Brexit supply chain

Supermarkets are working with police to protect their stores and staff from looting and riots if Britain leaves the European Union without a deal (The Times £). Industry bosses are said to be confident that consumers will “on the whole” act lawfully should talks between the UK and Brussels break down. Kantar, the market research group, said that chains were nevertheless in talks with local police forces to ensure their stock was protected. British shoppers are already adopting “several recessionary behaviours,” it said. Supermarkets have begun removing product ranges and lowering their standards when it comes to fresh produce in preparation for Brexit, and British customers are already showing recessionary behaviours, according to the new research (Independent).
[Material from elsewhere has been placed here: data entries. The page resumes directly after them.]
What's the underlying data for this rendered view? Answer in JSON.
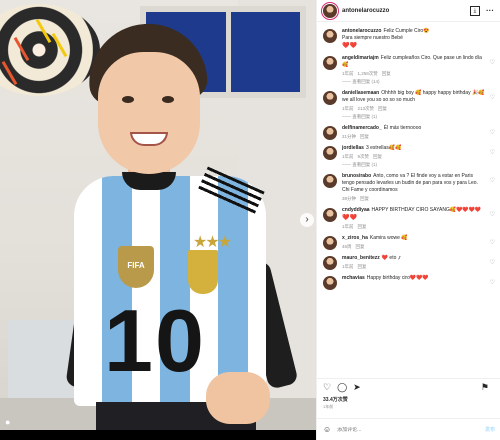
{
  "post": {
    "username": "antonelarocuzzo",
    "caption": {
      "username": "antonelarocuzzo",
      "text_line1": "Feliz Cumple Ciro😍",
      "text_line2": "Para siempre nuestro Bebé",
      "hearts": "❤️❤️"
    },
    "photo": {
      "shirt_number": "10",
      "badge_text": "FIFA"
    },
    "comments": [
      {
        "username": "angeldimariajm",
        "text": "Feliz cumpleaños Ciro. Que pase un lindo día 🥰",
        "time": "1年前",
        "likes": "1,258次赞",
        "reply": "回复",
        "view_replies": "—— 查看回复 (14)"
      },
      {
        "username": "daniellasemaan",
        "text": "Ohhhh big boy 🥰 happy happy birthday 🎉🥰 we all love you so so so so much",
        "time": "1年前",
        "likes": "213次赞",
        "reply": "回复",
        "view_replies": "—— 查看回复 (1)"
      },
      {
        "username": "delfinamercado_",
        "text": "Él más tiernoooo",
        "time": "21分钟",
        "likes": "",
        "reply": "回复",
        "view_replies": ""
      },
      {
        "username": "jordiellas",
        "text": "3 estrellas🥰🥰",
        "time": "1年前",
        "likes": "9次赞",
        "reply": "回复",
        "view_replies": "—— 查看回复 (1)"
      },
      {
        "username": "brunosirabo",
        "text": "Anto, como va ? El finde voy a estar en Paris tengo pensado levarles un budin de pan para vos y para Leo. Chi Fame y coordinamos",
        "time": "38分钟",
        "likes": "",
        "reply": "回复",
        "view_replies": ""
      },
      {
        "username": "cndyddiyaa",
        "text": "HAPPY BIRTHDAY CIRO SAYANG🥰❤️❤️❤️❤️",
        "text2": "❤️❤️",
        "time": "1年前",
        "likes": "",
        "reply": "回复",
        "view_replies": ""
      },
      {
        "username": "x_ziros_ha",
        "text": "Kamira wowe 🥰",
        "time": "46周",
        "likes": "",
        "reply": "回复",
        "view_replies": ""
      },
      {
        "username": "mauro_benitezz",
        "text": "❤️ eto ,r",
        "time": "1年前",
        "likes": "",
        "reply": "回复",
        "view_replies": ""
      },
      {
        "username": "mchavias",
        "text": "Happy birthday ciro❤️❤️❤️",
        "time": "",
        "likes": "",
        "reply": "",
        "view_replies": ""
      }
    ],
    "likes_count": "33.4万次赞",
    "time_ago": "1年前",
    "add_comment_placeholder": "添加评论...",
    "post_button": "发布"
  },
  "icons": {
    "heart": "heart-icon",
    "comment": "comment-icon",
    "share": "share-icon",
    "save": "bookmark-icon",
    "more": "more-options-icon",
    "emoji": "emoji-icon",
    "next": "chevron-right-icon",
    "tag": "user-tag-icon"
  },
  "colors": {
    "mention": "#00376b",
    "heart_red": "#ed4956",
    "muted": "#8e8e8e",
    "post_btn": "#b2dffc"
  }
}
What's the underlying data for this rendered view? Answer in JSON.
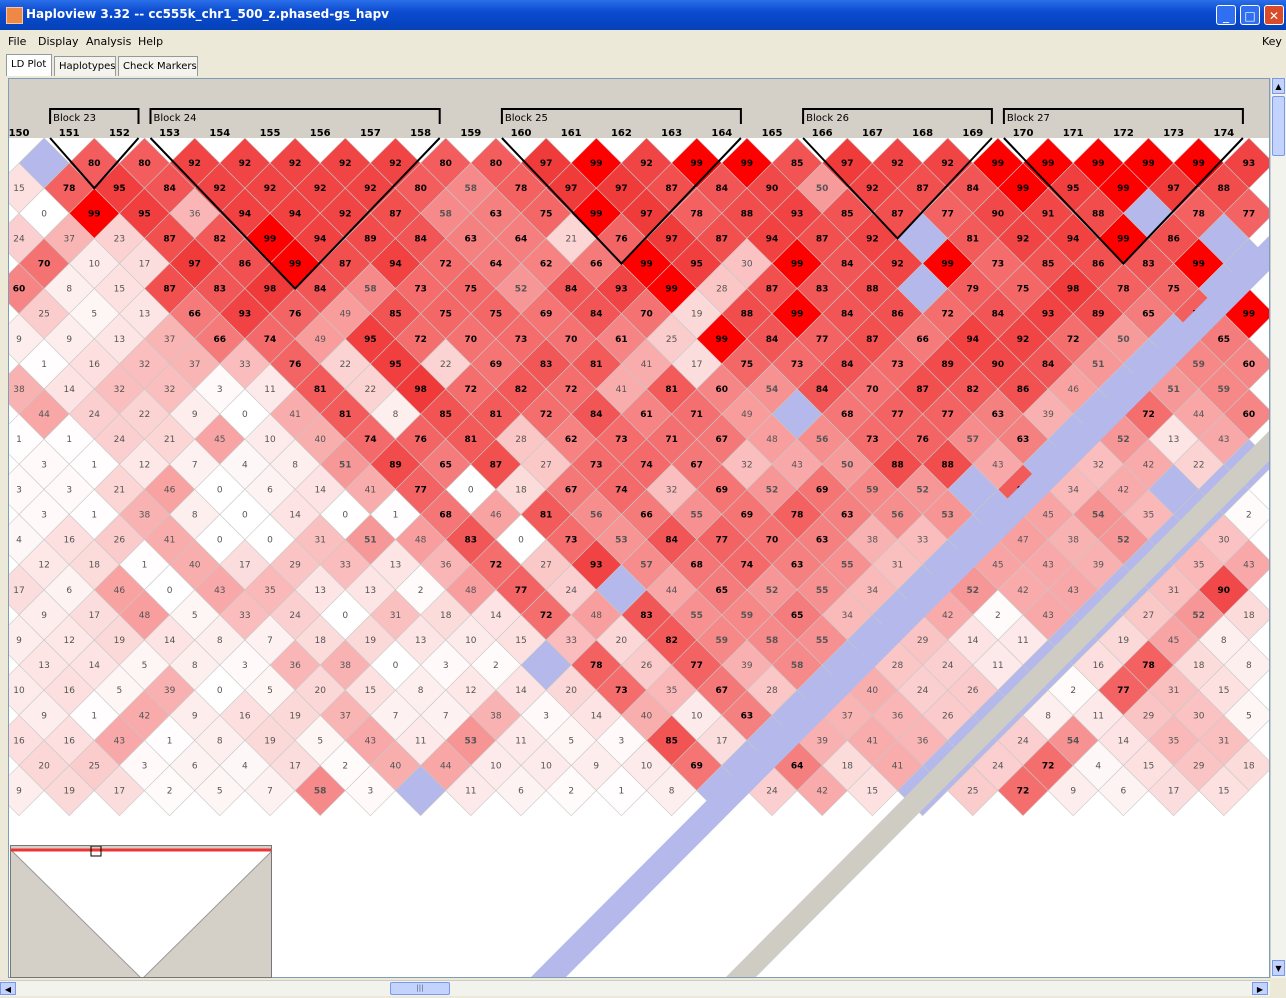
{
  "window": {
    "title": "Haploview 3.32 -- cc555k_chr1_500_z.phased-gs_hapv",
    "min_icon": "minimize-icon",
    "max_icon": "maximize-icon",
    "close_icon": "close-icon"
  },
  "menu": {
    "items": [
      "File",
      "Display",
      "Analysis",
      "Help"
    ],
    "right_label": "Key"
  },
  "tabs": [
    "LD Plot",
    "Haplotypes",
    "Check Markers"
  ],
  "markers": {
    "first": 150,
    "count": 25
  },
  "blocks": [
    {
      "label": "Block 23",
      "start": 151,
      "end": 152
    },
    {
      "label": "Block 24",
      "start": 153,
      "end": 158
    },
    {
      "label": "Block 25",
      "start": 160,
      "end": 164
    },
    {
      "label": "Block 26",
      "start": 166,
      "end": 169
    },
    {
      "label": "Block 27",
      "start": 170,
      "end": 174
    }
  ],
  "ld_rows": [
    [
      null,
      "80",
      "80",
      "92",
      "92",
      "92",
      "92",
      "92",
      "80",
      "80",
      "97",
      "99",
      "92",
      "99",
      "99",
      "85",
      "97",
      "92",
      "92",
      "99",
      "99",
      "99",
      "99",
      "99",
      "93"
    ],
    [
      "15",
      "78",
      "95",
      "84",
      "92",
      "92",
      "92",
      "92",
      "80",
      "58",
      "78",
      "97",
      "97",
      "87",
      "84",
      "90",
      "50",
      "92",
      "87",
      "84",
      "99",
      "95",
      "99",
      "97",
      "88"
    ],
    [
      "0",
      "99",
      "95",
      "36",
      "94",
      "94",
      "92",
      "87",
      "58",
      "63",
      "75",
      "99",
      "97",
      "78",
      "88",
      "93",
      "85",
      "87",
      "77",
      "90",
      "91",
      "88",
      null,
      "78",
      "77"
    ],
    [
      "24",
      "37",
      "23",
      "87",
      "82",
      "99",
      "94",
      "89",
      "84",
      "63",
      "64",
      "21",
      "76",
      "97",
      "87",
      "94",
      "87",
      "92",
      null,
      "81",
      "92",
      "94",
      "99",
      "86",
      null
    ],
    [
      "70",
      "10",
      "17",
      "97",
      "86",
      "99",
      "87",
      "94",
      "72",
      "64",
      "62",
      "66",
      "99",
      "95",
      "30",
      "99",
      "84",
      "92",
      "99",
      "73",
      "85",
      "86",
      "83",
      "99",
      null
    ],
    [
      "60",
      "8",
      "15",
      "87",
      "83",
      "98",
      "84",
      "58",
      "73",
      "75",
      "52",
      "84",
      "93",
      "99",
      "28",
      "87",
      "83",
      "88",
      null,
      "79",
      "75",
      "98",
      "78",
      "75",
      null
    ],
    [
      "25",
      "5",
      "13",
      "66",
      "93",
      "76",
      "49",
      "85",
      "75",
      "75",
      "69",
      "84",
      "70",
      "19",
      "88",
      "99",
      "84",
      "86",
      "72",
      "84",
      "93",
      "89",
      "65",
      "79",
      "99"
    ],
    [
      "9",
      "9",
      "13",
      "37",
      "66",
      "74",
      "49",
      "95",
      "72",
      "70",
      "73",
      "70",
      "61",
      "25",
      "99",
      "84",
      "77",
      "87",
      "66",
      "94",
      "92",
      "72",
      "50",
      null,
      "65"
    ],
    [
      "1",
      "16",
      "32",
      "37",
      "33",
      "76",
      "22",
      "95",
      "22",
      "69",
      "83",
      "81",
      "41",
      "17",
      "75",
      "73",
      "84",
      "73",
      "89",
      "90",
      "84",
      "51",
      null,
      "59",
      "60"
    ],
    [
      "38",
      "14",
      "32",
      "32",
      "3",
      "11",
      "81",
      "22",
      "98",
      "72",
      "82",
      "72",
      "41",
      "81",
      "60",
      "54",
      "84",
      "70",
      "87",
      "82",
      "86",
      "46",
      null,
      "51",
      "59"
    ],
    [
      "44",
      "24",
      "22",
      "9",
      "0",
      "41",
      "81",
      "8",
      "85",
      "81",
      "72",
      "84",
      "61",
      "71",
      "49",
      null,
      "68",
      "77",
      "77",
      "63",
      "39",
      null,
      "72",
      "44",
      "60"
    ],
    [
      "1",
      "1",
      "24",
      "21",
      "45",
      "10",
      "40",
      "74",
      "76",
      "81",
      "28",
      "62",
      "73",
      "71",
      "67",
      "48",
      "56",
      "73",
      "76",
      "57",
      "63",
      null,
      "52",
      "13",
      "43"
    ],
    [
      "3",
      "1",
      "12",
      "7",
      "4",
      "8",
      "51",
      "89",
      "65",
      "87",
      "27",
      "73",
      "74",
      "67",
      "32",
      "43",
      "50",
      "88",
      "88",
      "43",
      null,
      "32",
      "42",
      "22",
      null
    ],
    [
      "3",
      "3",
      "21",
      "46",
      "0",
      "6",
      "14",
      "41",
      "77",
      "0",
      "18",
      "67",
      "74",
      "32",
      "69",
      "52",
      "69",
      "59",
      "52",
      null,
      "81",
      "34",
      "42",
      null,
      null
    ],
    [
      "3",
      "1",
      "38",
      "8",
      "0",
      "14",
      "0",
      "1",
      "68",
      "46",
      "81",
      "56",
      "66",
      "55",
      "69",
      "78",
      "63",
      "56",
      "53",
      null,
      "45",
      "54",
      "35",
      null,
      "2"
    ],
    [
      "4",
      "16",
      "26",
      "41",
      "0",
      "0",
      "31",
      "51",
      "48",
      "83",
      "0",
      "73",
      "53",
      "84",
      "77",
      "70",
      "63",
      "38",
      "33",
      null,
      "47",
      "38",
      "52",
      null,
      "30"
    ],
    [
      "12",
      "18",
      "1",
      "40",
      "17",
      "29",
      "33",
      "13",
      "36",
      "72",
      "27",
      "93",
      "57",
      "68",
      "74",
      "63",
      "55",
      "31",
      null,
      "45",
      "43",
      "39",
      null,
      "35",
      "43"
    ],
    [
      "17",
      "6",
      "46",
      "0",
      "43",
      "35",
      "13",
      "13",
      "2",
      "48",
      "77",
      "24",
      null,
      "44",
      "65",
      "52",
      "55",
      "34",
      null,
      "52",
      "42",
      "43",
      null,
      "31",
      "90"
    ],
    [
      "9",
      "17",
      "48",
      "5",
      "33",
      "24",
      "0",
      "31",
      "18",
      "14",
      "72",
      "48",
      "83",
      "55",
      "59",
      "65",
      "34",
      null,
      "42",
      "2",
      "43",
      null,
      "27",
      "52",
      "18"
    ],
    [
      "9",
      "12",
      "19",
      "14",
      "8",
      "7",
      "18",
      "19",
      "13",
      "10",
      "15",
      "33",
      "20",
      "82",
      "59",
      "58",
      "55",
      null,
      "29",
      "14",
      "11",
      null,
      "19",
      "45",
      "8"
    ],
    [
      "13",
      "14",
      "5",
      "8",
      "3",
      "36",
      "38",
      "0",
      "3",
      "2",
      null,
      "78",
      "26",
      "77",
      "39",
      "58",
      null,
      "28",
      "24",
      "11",
      null,
      "16",
      "78",
      "18",
      "8"
    ],
    [
      "10",
      "16",
      "5",
      "39",
      "0",
      "5",
      "20",
      "15",
      "8",
      "12",
      "14",
      "20",
      "73",
      "35",
      "67",
      "28",
      null,
      "40",
      "24",
      "26",
      null,
      "2",
      "77",
      "31",
      "15"
    ],
    [
      "9",
      "1",
      "42",
      "9",
      "16",
      "19",
      "37",
      "7",
      "7",
      "38",
      "3",
      "14",
      "40",
      "10",
      "63",
      null,
      "37",
      "36",
      "26",
      null,
      "8",
      "11",
      "29",
      "30",
      "5"
    ],
    [
      "16",
      "16",
      "43",
      "1",
      "8",
      "19",
      "5",
      "43",
      "11",
      "53",
      "11",
      "5",
      "3",
      "85",
      "17",
      null,
      "39",
      "41",
      "36",
      null,
      "24",
      "54",
      "14",
      "35",
      "31"
    ],
    [
      "20",
      "25",
      "3",
      "6",
      "4",
      "17",
      "2",
      "40",
      "44",
      "10",
      "10",
      "9",
      "10",
      "69",
      null,
      "64",
      "18",
      "41",
      null,
      "24",
      "72",
      "4",
      "15",
      "29",
      "18"
    ],
    [
      "9",
      "19",
      "17",
      "2",
      "5",
      "7",
      "58",
      "3",
      null,
      "11",
      "6",
      "2",
      "1",
      "8",
      null,
      "24",
      "42",
      "15",
      null,
      "25",
      "72",
      "9",
      "6",
      "17",
      "15"
    ]
  ]
}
The Times picks up The Grocer’s story that more than 200 jobs are at risk under plans to end the manufacturing of Fox’s Glacier Mints in Leicester, a century after they were invented in the city (The Times £). Big Bear Confectionery, which makes Fox’s and XXX Mints, told staff yesterday of plans to close its factory at Braunstone Frith as the company is merged into Tangerine Confectionery, the maker of Dip Dab, Sherbet Fountain and Flumps. The confectionery companies are both owned by Ireland’s Valeo Foods, which acquired Big Bear in 2017 and Tangerine last year.

Patisserie Valerie has been plunged into fresh chaos as its former chief executive launched a lawsuit against the café chain’s new owners and accused them of being “inexperienced” (The Times £). Steve Francis, 57, who was dismissed without warning by Causeway Capital Partners, which rescued Patisserie Valerie from administration two weeks ago, said he was concerned about how the new owners would fund the business. He also accused them of dismantling a plan to invest in the company that he said was agreed when it was acquired.

The world’s largest brewer Anheuser-Busch InBev has sought to turn the page on a tough 2018 by promising investors “strong” revenue and operating profit growth this year, driven by higher sales of premium beers like Corona and Stella Artois (Financial Times £). AB InBev, whose largest markets are the US and Brazil, also said the pace of paying down its $102.5bn debt mountain would accelerate this year after halving its dividend in October.

The outgoing boss of British American Tobacco has reassured investors about the impact of more stringent regulations in the US and hailed a near-doubling of revenues from vaping (Telegraph £). British American Tobacco said a landmark court case in Canada would have little impact on the business despite analyst fears it could land the company with a £6bn compensation bill (Financial Times £). In its full-year results the world’s second biggest tobacco company by sales, whose brands include Lucky Strike and Camel, increased its dividend to show it was “confident” for the year ahead despite adverse currency moves dragging down revenues and a threat of greater regulation in its US market. Nicandro Durante, 62, the outgoing chief executive of BAT, which has been investing heavily in e-cigarettes and products that heat rather than burn tobacco, said it was “not a problem” and suggested the targets had been aggressive (The Times £).

Kraft Heinz warned on Thursday it would miss a deadline to file its annual report with the US Securities and Exchange Commission as it provided new details of the $15bn writedown that has shaken the consumer goods industry (Financial Times £). The company behind Kraft dinners and Heinz tomato sauce said it would not file the report, known as a 10-K, by a “prescribed due date” while an internal investigation into its procurement was continuing.

Confidence among British businesses is at its lowest ebb since the surprise European Union referendum result nearly three years ago (The Times £). Lloyds Banking Group’s monthly business barometer found that a majority of companies turned pessimistic about the economy in February, with the reading slumping 15 points from +10 to -5.

French retailer Carrefour on Thursday lifted its targets for cost savings, as the group unveiled results for 2018 in which it saved €1.05bn during the 12 months (Financial Times £). In the first set of full-year figures since Carrefour unveiled a 2022 transformation plan in January last year, the company said overall group sales rose 1.4% in 2018 on a like-for-like basis, accelerating in the second half of the year.